Yesterday was Easter. I do my best to not post on the weekends, which sometimes means not having as much traffic. I especially do my best to not post on holidays. So, this post is coming out today 🙂
The issue of resurrection is an issue that we all need to wrestle with until it comes into the kishkas (note: kishkes are a stuffed sausage, but kishkas are the guts). We celebrate the resurrection of Christ, but why? I’m what you would call a “slow learner”, especially in these subjects… I’ve noticed that there is much emphasis upon Jesus’ cross, Jesus’ resurrection, and Jesus’ ascension, but I could not for the life of me figure out why there is such an emphasis on it. I mean, I get the death, taking our sin and the curse to the cross, and I get the resurrection, that Jesus was vindicated by the Father, but why the ascension?
Come to find out, when you realize the importance of the ascension, you understand the importance of the other two…
When Jesus raised to the right hand of the Father, where He is currently sitting, it opened wide the veil for us as well to enter into that Holiest Place, to sit down, resting from our own work, and to remain seated with Christ in heavenly places.
Did you catch that?
The emphasis is upon Christ, and I recognize the importance of Psalm 110:1 (if you don’t, don’t worry about it right now). Yet, what makes this statement so significant isn’t that Jesus ascended, but that it grants access for us to join Him. For those of you who don’t know, I’m usually a stickler for not putting emphasis upon ourselves. Yet, in this case, reason with me…
Jesus died upon the cross, and now we are to take up our crosses and follow Him.

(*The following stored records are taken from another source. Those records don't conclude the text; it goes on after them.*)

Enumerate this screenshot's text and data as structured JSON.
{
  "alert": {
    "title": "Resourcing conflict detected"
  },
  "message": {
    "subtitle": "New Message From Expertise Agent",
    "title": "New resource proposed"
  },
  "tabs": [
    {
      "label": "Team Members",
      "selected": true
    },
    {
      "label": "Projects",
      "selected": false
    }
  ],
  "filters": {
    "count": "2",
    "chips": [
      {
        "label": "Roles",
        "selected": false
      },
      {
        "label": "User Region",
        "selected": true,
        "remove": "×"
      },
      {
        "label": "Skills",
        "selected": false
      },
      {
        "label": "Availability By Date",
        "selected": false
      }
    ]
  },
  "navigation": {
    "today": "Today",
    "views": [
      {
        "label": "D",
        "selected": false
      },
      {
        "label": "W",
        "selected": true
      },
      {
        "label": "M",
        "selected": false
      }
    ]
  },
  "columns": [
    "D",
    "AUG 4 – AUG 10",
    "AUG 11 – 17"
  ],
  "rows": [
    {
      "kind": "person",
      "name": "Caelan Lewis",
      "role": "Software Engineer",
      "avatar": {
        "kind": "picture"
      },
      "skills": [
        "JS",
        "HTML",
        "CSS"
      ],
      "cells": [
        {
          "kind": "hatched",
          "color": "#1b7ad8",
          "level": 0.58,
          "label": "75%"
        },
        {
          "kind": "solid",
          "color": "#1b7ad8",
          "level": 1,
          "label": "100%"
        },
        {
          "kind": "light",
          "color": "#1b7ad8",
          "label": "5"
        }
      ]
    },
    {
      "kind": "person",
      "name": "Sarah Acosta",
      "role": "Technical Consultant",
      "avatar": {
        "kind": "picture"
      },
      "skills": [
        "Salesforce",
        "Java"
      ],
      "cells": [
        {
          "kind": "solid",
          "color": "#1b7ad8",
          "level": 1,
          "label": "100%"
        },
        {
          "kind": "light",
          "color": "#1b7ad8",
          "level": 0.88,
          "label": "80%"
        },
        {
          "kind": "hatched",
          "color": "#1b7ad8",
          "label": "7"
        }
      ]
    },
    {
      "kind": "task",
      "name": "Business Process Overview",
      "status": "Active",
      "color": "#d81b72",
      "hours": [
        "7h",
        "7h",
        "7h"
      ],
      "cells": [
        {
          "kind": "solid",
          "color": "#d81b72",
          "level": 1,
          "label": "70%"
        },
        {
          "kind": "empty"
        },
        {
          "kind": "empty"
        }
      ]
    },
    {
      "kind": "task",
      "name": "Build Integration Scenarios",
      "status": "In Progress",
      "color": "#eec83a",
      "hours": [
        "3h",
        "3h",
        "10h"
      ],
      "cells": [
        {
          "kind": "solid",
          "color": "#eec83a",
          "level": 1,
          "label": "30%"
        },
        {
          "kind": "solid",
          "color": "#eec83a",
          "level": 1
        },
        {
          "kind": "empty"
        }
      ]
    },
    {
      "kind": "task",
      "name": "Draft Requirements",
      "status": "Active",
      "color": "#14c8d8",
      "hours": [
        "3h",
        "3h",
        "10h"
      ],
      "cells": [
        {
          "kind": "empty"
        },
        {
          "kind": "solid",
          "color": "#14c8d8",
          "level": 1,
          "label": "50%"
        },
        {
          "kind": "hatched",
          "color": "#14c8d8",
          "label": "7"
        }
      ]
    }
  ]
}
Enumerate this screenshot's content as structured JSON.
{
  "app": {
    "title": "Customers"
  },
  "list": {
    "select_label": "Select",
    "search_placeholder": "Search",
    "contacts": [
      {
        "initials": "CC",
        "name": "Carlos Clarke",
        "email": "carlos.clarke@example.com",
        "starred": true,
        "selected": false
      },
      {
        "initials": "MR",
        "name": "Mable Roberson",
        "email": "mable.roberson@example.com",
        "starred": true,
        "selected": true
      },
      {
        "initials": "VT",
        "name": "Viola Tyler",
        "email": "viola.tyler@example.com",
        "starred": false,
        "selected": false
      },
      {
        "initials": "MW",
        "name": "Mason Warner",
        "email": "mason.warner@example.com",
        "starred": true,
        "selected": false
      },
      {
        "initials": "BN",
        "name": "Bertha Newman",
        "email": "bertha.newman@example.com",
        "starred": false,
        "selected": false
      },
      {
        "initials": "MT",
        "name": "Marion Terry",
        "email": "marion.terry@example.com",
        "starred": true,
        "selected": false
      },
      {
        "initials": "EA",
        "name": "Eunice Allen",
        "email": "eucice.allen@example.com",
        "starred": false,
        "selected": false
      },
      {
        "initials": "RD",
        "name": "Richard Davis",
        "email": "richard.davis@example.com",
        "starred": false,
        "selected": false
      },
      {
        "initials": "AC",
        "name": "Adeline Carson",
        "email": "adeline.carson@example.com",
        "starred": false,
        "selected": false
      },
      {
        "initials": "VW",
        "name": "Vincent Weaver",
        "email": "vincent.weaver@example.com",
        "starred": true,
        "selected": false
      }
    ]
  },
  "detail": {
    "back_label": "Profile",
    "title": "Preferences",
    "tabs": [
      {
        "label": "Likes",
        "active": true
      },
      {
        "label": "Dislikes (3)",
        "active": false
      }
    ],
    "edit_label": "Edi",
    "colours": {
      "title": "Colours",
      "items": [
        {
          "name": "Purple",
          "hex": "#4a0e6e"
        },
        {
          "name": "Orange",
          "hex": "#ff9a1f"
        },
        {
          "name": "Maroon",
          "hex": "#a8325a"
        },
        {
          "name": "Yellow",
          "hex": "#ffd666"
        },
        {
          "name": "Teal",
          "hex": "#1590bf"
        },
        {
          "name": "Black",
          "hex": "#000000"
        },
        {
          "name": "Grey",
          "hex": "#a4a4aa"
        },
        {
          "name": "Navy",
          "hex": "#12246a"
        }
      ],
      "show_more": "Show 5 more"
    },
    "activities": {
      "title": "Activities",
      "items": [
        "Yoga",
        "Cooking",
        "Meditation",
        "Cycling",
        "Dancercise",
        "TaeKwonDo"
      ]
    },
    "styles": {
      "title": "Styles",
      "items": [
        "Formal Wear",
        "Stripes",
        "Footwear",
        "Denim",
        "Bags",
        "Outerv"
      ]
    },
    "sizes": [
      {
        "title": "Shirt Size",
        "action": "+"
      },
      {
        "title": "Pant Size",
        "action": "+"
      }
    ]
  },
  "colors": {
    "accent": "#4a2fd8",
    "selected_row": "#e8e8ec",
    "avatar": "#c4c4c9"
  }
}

Where He goes, we cannot follow, but don’t neglect the last part of the statement that we shall follow Him. (Please note that the place where Jesus was about to go was into death and resurrected out of the grave. You can’t do that on your own.)
We read in Romans 6 that just as Jesus went down into the grave, so too have we been baptized into His death, and just as the glory of God the Father raised Jesus up from the dead, so too has the same glory, the same power raised us up.
We are seated with Christ in heavenly places.
What are you saying, Tommy? Why you talkin’ so cray cray?
What I’m saying is that the significance of the crucifixion, resurrection, and ascension of Jesus is that we now also have the opportunity to die, be raised, and ascend up unto the right hand of God, and be seated with Christ in that place. This is where the doctrines become reality. You can hold to the “doctrine” of resurrection, that Jesus rose and that we’ll raise on the last day. But, what did Jesus say to Mary? ” I am the resurrection.” Notice Jesus didn’t say, “I have the power to resurrect the dead”, but that Jesus, Himself, IS the resurrection. What that even means I can only intuit. It isn’t simply through Jesus that we have resurrection, as if it happens on the last day, but that in Christ we ARE raised with Him by the glory and power of God the Father.
We, too, have opportunity to suffer through the eternal Spirit unto death, and in that true suffering and death, find that God Himself will also raise us up, truly while we still yet are in the flesh. They who believe in the doctrine of resurrection, truly believe, will live in the resurrection. It isn’t simply that Jesus rose, and that one day we’ll also rise, but that we, right now, by the very power of God, have access to be alive in Christ. No more “die to sin”, because you already are dead. No more, “put to death the sinful nature”, because anything that is still “sinful nature” isn’t YOU sinning, but YOUR FLESH (Romans 7:17) – that is, the sin that dwells in you.
This changes everything.
There is no condemnation in Christ, because if you are “in Christ”, then you aren’t “in sin”. If you are walking “in the Spirit”, then you can’t be walking “in the flesh”. It’s that simple. When we make it difficult, it is either because our lack of faith, or because we simply aren’t preaching the Gospel.